Monday, May 8, 2006


"There isn't enough Visine in the world!" --

Wes Craven's RED EYE isn't the worst thriller to come down the runway in recent years. It is, for example, a slightly better film than FLIGHTPLAN -- and it is considerably better than the recently released UNITED 93. Tepid praise, to be sure, but what else can one say when virtually all of today's Hollywood directors resort to a "paint-by-the-numbers" mentality. This adherence to formulaic filmmaking insures that today's movie audiences experience far more trill than thrill -- with obligatory music cues laden with the deepest of bass to heighten the suspense that should have been present due to a quality script. Bring on the timpany, cue the organ, let the subwoofer do what the screenwriter and the director can't...

An interesting comparison can be made if one watches LES DIABOLIQUE (THE DEVILS, 1955), directed by H. G. Clouzot. This acclaimed masterpiece is more frightening than waking up in bed with Leona Helmsley by your side. Here the suspense eminates from a terrific script performed by outstanding actors under the direction of someone who thoroughly understands all of the cinematic arts at his disposal. Unbearable suspense drives the 'killers' (and the audience) up the wall with a host of unexpected surprises and genuine terror. Cloying audio cues are not needed; they are not missed.

An aside: I do not know the record for "goofs" in a mainstream motion picture. RED EYE is riddled with them. Beginning with Rachel McAdams boarding a wide-body Boeing 757 cabin (incorporating 2-3-2 seating separated by two aisles) and then cutting to an exterior of this plane taking off (they filmed an Airbus A-310 -- a conventional one-aisle aircraft with three seats on each row separated by a single aisle just like a Boeing 737). Serious suspension of disbelief issues right off the tarmac, with at least another dozen or more continuity errors that follow.
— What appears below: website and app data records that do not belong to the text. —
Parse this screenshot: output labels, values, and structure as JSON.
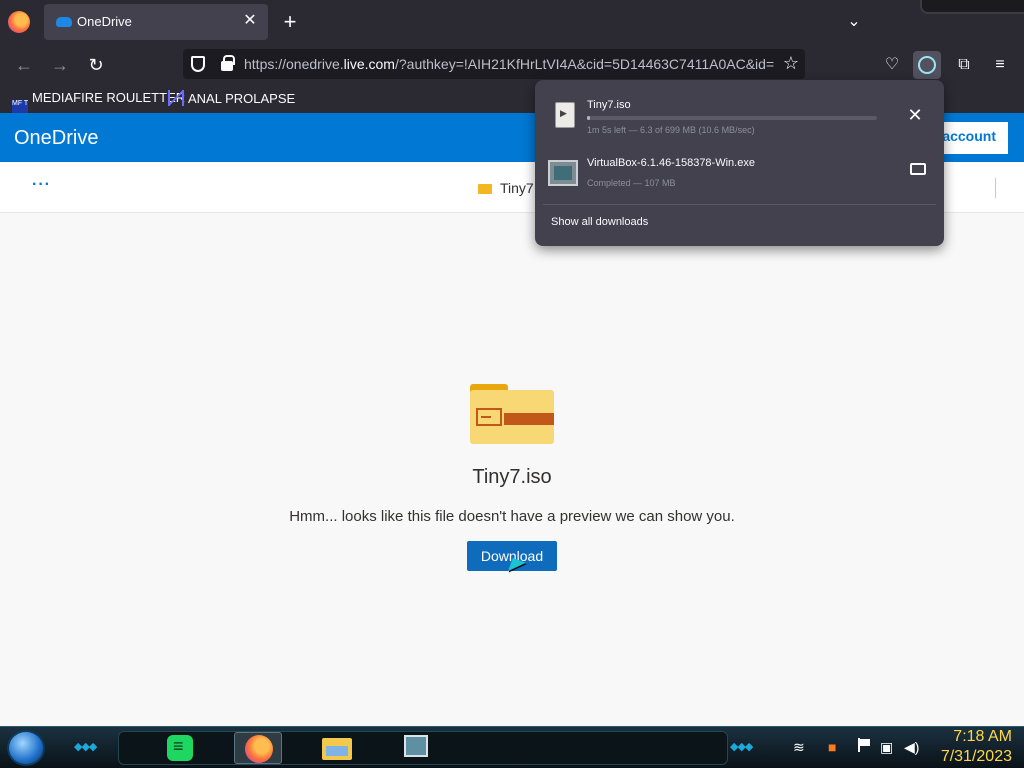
{
  "browser": {
    "tab": {
      "title": "OneDrive",
      "close_glyph": "✕"
    },
    "new_tab_glyph": "+",
    "tab_list_glyph": "⌄",
    "nav": {
      "back_glyph": "←",
      "forward_glyph": "→",
      "reload_glyph": "↻"
    },
    "url": {
      "prefix": "https://onedrive.",
      "host": "live.com",
      "rest": "/?authkey=!AIH21KfHrLtVI4A&cid=5D14463C7411A0AC&id="
    },
    "star_glyph": "☆",
    "toolbar": {
      "pocket_glyph": "♡",
      "extensions_glyph": "⧉",
      "menu_glyph": "≡"
    },
    "bookmarks": [
      {
        "label": "MEDIAFIRE ROULETTER",
        "icon": "mf-icon",
        "icon_text": "MF T"
      },
      {
        "label": "ANAL PROLAPSE",
        "icon": "sigma-icon"
      }
    ]
  },
  "onedrive": {
    "brand": "OneDrive",
    "signin_label": "account",
    "more_glyph": "···",
    "breadcrumb": "Tiny7",
    "file": {
      "name": "Tiny7.iso",
      "message": "Hmm... looks like this file doesn't have a preview we can show you.",
      "download_label": "Download"
    }
  },
  "downloads": {
    "items": [
      {
        "name": "Tiny7.iso",
        "status": "1m 5s left — 6.3 of 699 MB (10.6 MB/sec)",
        "progress": 0.009,
        "action": "cancel"
      },
      {
        "name": "VirtualBox-6.1.46-158378-Win.exe",
        "status": "Completed — 107 MB",
        "action": "open-folder"
      }
    ],
    "show_all_label": "Show all downloads"
  },
  "taskbar": {
    "apps": [
      "notes-app-icon",
      "firefox-icon",
      "file-explorer-icon",
      "my-computer-icon"
    ],
    "time": "7:18 AM",
    "date": "7/31/2023"
  },
  "colors": {
    "onedrive_blue": "#0078d4",
    "download_button": "#0f6cbd",
    "browser_chrome": "#2b2a33",
    "clock": "#ffd84a"
  }
}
And did I mention the name of the fictional airline? FRESH AIR -- sounds more like a feminine hygiene product than a company providing scheduled passenger service.